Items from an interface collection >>
....................

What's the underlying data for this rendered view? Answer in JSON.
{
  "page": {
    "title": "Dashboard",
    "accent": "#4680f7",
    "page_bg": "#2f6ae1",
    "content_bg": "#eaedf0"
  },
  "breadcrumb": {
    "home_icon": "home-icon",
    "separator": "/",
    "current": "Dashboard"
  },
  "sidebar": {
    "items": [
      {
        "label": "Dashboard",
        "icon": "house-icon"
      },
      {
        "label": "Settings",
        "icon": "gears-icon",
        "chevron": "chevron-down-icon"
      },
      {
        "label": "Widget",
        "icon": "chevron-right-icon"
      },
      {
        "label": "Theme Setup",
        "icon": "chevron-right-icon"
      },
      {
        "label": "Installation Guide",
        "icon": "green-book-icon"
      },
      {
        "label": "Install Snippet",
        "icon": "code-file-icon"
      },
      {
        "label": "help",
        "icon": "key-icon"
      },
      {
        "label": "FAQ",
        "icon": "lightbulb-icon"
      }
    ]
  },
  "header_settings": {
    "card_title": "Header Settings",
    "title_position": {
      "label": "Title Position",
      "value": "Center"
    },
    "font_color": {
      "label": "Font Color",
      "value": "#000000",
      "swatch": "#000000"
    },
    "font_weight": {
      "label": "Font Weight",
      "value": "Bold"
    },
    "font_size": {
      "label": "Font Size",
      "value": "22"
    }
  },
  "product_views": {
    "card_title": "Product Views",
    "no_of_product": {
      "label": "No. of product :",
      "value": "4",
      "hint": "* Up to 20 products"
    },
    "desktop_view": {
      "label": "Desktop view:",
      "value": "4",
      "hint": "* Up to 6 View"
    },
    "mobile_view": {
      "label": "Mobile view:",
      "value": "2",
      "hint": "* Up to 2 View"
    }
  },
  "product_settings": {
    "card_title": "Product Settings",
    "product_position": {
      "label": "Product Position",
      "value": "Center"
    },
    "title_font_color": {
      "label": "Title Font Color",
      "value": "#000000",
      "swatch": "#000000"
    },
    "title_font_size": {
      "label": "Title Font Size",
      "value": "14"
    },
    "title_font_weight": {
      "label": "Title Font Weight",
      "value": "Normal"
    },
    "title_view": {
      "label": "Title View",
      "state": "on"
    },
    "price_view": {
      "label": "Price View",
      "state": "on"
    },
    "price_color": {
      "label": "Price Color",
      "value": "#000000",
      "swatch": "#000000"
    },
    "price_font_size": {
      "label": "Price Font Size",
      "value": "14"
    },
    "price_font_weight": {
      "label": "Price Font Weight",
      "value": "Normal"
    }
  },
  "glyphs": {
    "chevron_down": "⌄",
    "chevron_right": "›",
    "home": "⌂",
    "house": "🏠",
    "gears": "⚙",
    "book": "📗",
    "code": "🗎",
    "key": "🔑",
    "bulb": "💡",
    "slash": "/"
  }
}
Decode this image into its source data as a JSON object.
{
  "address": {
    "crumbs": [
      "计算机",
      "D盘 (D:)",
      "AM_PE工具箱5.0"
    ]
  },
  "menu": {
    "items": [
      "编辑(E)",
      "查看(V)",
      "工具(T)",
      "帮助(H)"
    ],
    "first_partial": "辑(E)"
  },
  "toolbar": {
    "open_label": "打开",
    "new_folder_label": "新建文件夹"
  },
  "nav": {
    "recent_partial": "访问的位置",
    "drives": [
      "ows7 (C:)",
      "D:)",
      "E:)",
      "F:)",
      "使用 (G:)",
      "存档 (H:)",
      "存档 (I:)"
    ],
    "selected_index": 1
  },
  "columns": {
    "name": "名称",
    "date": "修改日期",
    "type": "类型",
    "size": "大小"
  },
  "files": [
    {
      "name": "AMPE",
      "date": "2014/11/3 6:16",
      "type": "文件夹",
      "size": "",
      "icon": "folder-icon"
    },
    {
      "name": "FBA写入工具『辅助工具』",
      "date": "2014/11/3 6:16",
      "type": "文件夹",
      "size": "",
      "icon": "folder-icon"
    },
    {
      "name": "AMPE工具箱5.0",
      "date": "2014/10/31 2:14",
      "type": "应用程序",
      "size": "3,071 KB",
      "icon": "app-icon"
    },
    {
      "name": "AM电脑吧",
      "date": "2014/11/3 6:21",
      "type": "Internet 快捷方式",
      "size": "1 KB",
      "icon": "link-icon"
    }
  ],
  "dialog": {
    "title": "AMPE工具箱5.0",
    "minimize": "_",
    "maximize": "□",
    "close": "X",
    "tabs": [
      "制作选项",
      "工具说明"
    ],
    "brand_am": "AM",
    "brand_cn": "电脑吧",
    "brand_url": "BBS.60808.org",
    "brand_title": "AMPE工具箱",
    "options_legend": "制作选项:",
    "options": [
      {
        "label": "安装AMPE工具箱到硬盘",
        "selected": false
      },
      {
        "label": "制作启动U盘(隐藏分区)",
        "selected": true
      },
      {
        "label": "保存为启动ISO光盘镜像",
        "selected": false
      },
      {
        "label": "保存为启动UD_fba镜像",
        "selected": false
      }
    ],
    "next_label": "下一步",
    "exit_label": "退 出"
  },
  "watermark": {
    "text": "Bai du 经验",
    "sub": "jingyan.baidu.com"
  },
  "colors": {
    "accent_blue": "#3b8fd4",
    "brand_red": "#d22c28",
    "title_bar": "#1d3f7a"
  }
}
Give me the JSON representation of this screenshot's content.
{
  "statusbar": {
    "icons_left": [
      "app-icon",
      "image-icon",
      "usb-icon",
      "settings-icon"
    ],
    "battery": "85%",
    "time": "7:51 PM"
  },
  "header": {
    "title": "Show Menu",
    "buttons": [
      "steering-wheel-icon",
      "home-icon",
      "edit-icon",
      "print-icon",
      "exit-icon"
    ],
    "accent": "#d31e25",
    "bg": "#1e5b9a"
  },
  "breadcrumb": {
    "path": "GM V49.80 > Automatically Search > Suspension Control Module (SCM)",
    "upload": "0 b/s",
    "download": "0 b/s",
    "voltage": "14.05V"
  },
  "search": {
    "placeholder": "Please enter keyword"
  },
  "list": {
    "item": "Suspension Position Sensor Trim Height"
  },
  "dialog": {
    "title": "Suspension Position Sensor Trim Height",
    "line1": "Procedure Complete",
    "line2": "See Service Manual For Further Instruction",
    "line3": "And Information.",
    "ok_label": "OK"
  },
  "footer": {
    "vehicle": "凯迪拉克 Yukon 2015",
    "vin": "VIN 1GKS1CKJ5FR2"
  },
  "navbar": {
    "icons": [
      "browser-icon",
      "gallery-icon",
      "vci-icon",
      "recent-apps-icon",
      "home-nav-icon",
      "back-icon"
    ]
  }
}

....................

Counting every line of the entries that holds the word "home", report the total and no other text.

4